“The [shale] industry was just vaporizing capital over the last five years. The U.S. unconventional business was not working, and specifically, the returns that were being earned were atrociously poor…The technology really is incredible – it was a revolution – but what happened was it got way overdone. In the sober light of day, maybe about 15% or 20% was economic. Three-quarters-plus was completely uneconomic.”
The Wall Street Journal – 10/20/2020
“There is no market for about 80% of the roughly 500 oil and gas producers in North America...It’s not as simple as smashing together some private equity [oil and gas] companies that have no buyer,” said Mr. Waterous, who was previously the head of investment banking and energy at Bank of Nova Scotia. “The vast majority of these are not good assets.”
Oil Industry M&A - Few Buyers Reducing Premiums
Forbes – 10/27/2020
“This M&A is entirely defensive…The industry got over capitalized. It was way too big and now it has to shrink. That’s why we’re seeing all-stock deals with very small premiums. The future looks tough — sellers are waving the white flag.”
WEF Investment Strategy
Globe and Mail – 6/19/2020
“We think the North American energy industry is going to create a lot of special situations. We are a deep-value special situations investor… A large portion of the North American oil business over the next several years is going to be recapitalized, restructured and repositioned. For the U.S. oil business, this is going to be, ‘Honey, I shrunk the industry.’”
The Globe and Mail – 8/14/2020
WEF’s ultimate aim to consolidate [Strath Resources and Cona Resources] was “the oil patch’s worst kept secret,” Mr. Waterous said in an interview. “There’s never been such an important need for the industry to consolidate itself, for companies to merge to gain scale. So that’s what we’re doing – getting bigger to have operational economies of scale and better access to capital.”
The Economist – 10/10/2020

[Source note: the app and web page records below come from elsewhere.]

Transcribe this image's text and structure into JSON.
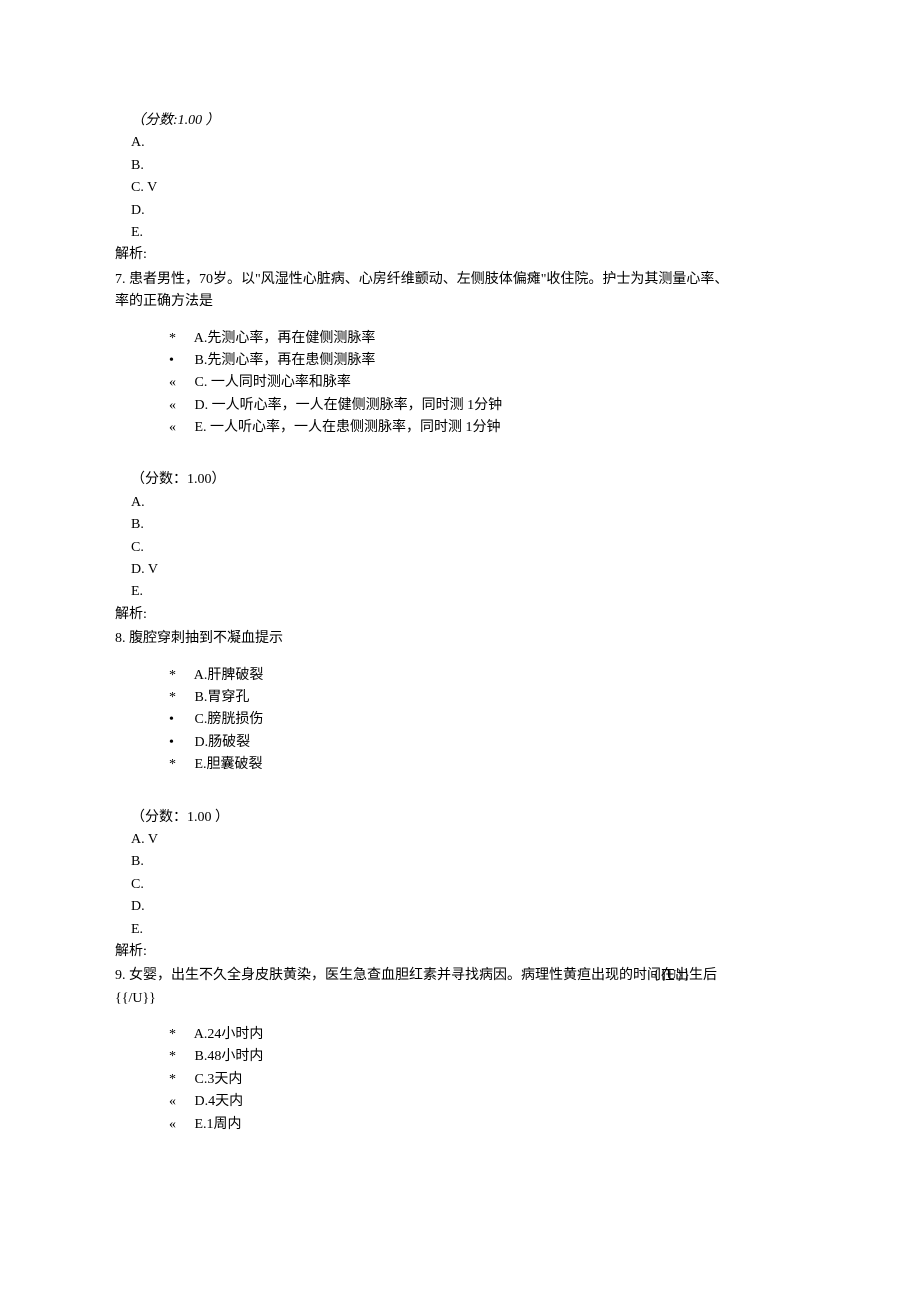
{
  "q6": {
    "score": "（分数:1.00 ）",
    "answers": [
      "A.",
      "B.",
      "C.    V",
      "D.",
      "E."
    ],
    "jiexi": "解析:"
  },
  "q7": {
    "num": "7.",
    "stem1": "  患者男性，70岁。以\"风湿性心脏病、心房纤维颤动、左侧肢体偏瘫\"收住院。护士为其测量心率、",
    "stem2": "率的正确方法是",
    "options": [
      {
        "bullet": "*",
        "text": "     A.先测心率，再在健侧测脉率"
      },
      {
        "bullet": "•",
        "text": " B.先测心率，再在患侧测脉率"
      },
      {
        "bullet": "«",
        "text": " C. 一人同时测心率和脉率"
      },
      {
        "bullet": "«",
        "text": " D. 一人听心率，一人在健侧测脉率，同时测           1分钟"
      },
      {
        "bullet": "«",
        "text": " E. 一人听心率，一人在患侧测脉率，同时测           1分钟"
      }
    ],
    "score": "（分数：1.00）",
    "answers": [
      "A.",
      "B.",
      "C.",
      "D.    V",
      "E."
    ],
    "jiexi": "解析:"
  },
  "q8": {
    "num": "8.",
    "stem": "  腹腔穿刺抽到不凝血提示",
    "options": [
      {
        "bullet": "*",
        "text": "     A.肝脾破裂"
      },
      {
        "bullet": "*",
        "text": "     B.胃穿孔"
      },
      {
        "bullet": "•",
        "text": " C.膀胱损伤"
      },
      {
        "bullet": "•",
        "text": " D.肠破裂"
      },
      {
        "bullet": "*",
        "text": "     E.胆囊破裂"
      }
    ],
    "score": "（分数：1.00 ）",
    "answers": [
      "A.    V",
      "B.",
      "C.",
      "D.",
      "E."
    ],
    "jiexi": "解析:"
  },
  "q9": {
    "num": "9.",
    "stem": "  女婴，出生不久全身皮肤黄染，医生急查血胆红素并寻找病因。病理性黄疸出现的时间在出生后",
    "u1": "{{U}}",
    "u2": "{{/U}}",
    "options": [
      {
        "bullet": "*",
        "text": "     A.24小时内"
      },
      {
        "bullet": "*",
        "text": "     B.48小时内"
      },
      {
        "bullet": "*",
        "text": "     C.3天内"
      },
      {
        "bullet": "«",
        "text": "    D.4天内"
      },
      {
        "bullet": "«",
        "text": "    E.1周内"
      }
    ]
  }
}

Waterous Energy Fund, a private-equity firm that has bought more than half of the Canadian reserves sold in the past three years, has a simple strategy, says its boss, Adam Waterous: “Hold production flat and maximize sustainable free cashflow.”